  "Why, of course, boy, or I wouldn't ask you. Ah, here's the doctor andhis lady. Sure, madam, I'm glad to make your acquaintance," said LadyO'Hara, with grave dignity. "Dominic Braydon and I have been arrangingmatters, and I should be obliged by your having his boxes seen to andsent off to-morrow."

  "To-morrow?" said the doctor.

  "Yes," said the visitor, in a quiet, decisive tone; "and as for yourpupil--your late pupil--I shall take him away with me directly afterlunch."

  Both the doctor and his lady began to make excuses about theimpossibility of Braydon being ready at so short a notice; and LadyO'Hara turned to the boy.

  "Do you hear that, Dominic? You can't be ready in the time. What doyou say?"

  "I can," replied Nic.

  "Of course you can, boy. There, doctor, I've come to take him, so nowlet's have lunch."

  The lunch was eaten, and the doctor and Mrs Dunham having nothing moreto say, Nic hastily packed up his things, and then ran to the schoolroomto say good-bye. Ten minutes later he was in Lady O'Hara's carriage,with the cheer given by the boys humming in his brain and a peculiarsensation of sadness making itself felt, though all the time his heartwas throbbing with exultation, and the intense desire to go on fasterand faster, far away from school, and to make his first plunge into theunknown.

  Lady O'Hara did not speak for some time, but took out her little ivorytablets, and sat back in the carriage conning over the memoranda theycontained, while her companion read and re-read his letters. Then,shutting them up, she returned the little book to its case and facedround.

  "Well," she said, with a merry look, "have you done breaking your heart,Dominic?"

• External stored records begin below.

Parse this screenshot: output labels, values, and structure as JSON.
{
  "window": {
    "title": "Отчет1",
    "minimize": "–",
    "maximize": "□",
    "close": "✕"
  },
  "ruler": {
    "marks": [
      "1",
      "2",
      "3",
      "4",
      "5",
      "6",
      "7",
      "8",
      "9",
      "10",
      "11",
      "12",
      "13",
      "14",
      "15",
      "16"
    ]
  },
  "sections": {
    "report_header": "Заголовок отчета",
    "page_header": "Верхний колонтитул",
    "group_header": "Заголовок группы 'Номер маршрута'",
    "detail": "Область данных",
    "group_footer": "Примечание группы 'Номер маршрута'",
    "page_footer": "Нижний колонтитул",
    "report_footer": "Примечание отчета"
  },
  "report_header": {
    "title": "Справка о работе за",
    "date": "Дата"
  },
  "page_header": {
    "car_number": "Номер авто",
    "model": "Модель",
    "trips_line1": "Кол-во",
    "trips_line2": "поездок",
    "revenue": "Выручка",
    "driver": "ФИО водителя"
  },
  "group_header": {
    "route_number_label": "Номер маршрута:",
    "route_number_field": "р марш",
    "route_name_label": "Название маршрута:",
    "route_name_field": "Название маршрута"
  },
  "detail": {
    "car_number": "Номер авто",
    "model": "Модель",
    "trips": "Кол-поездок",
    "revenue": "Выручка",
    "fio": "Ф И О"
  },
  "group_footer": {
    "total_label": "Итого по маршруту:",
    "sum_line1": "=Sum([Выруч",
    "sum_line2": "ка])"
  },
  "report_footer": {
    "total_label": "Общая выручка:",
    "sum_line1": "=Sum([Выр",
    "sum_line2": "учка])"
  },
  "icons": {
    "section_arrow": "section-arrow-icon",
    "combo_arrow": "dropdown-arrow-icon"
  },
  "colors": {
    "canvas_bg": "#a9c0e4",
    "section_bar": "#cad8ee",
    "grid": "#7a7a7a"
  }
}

  "Yes," he said gravely.--"I can't help feeling sorry to come away, andI'm afraid the boys liked me better than I thought for. It isn't sonice as I fancied it would be."

  "No, I suppose not," said his companion; "nothing ever is so nice as wethought it would be. Like to go back for a month till the ship sails?"

  "What!" cried Nic.

  "I'll tell the man to drive back, if you like."

  "You're saying that to tease me, Lady O'Hara."

  "True, my boy, I was."

  "And you know I wouldn't go back. All I want now is to get on board andstart on our long journey."

  "Ah, and that's, as I told you, a month hence. There, Dominic, you mustmind I don't spoil you before I get you home. Now talk to me and tellme about yourself."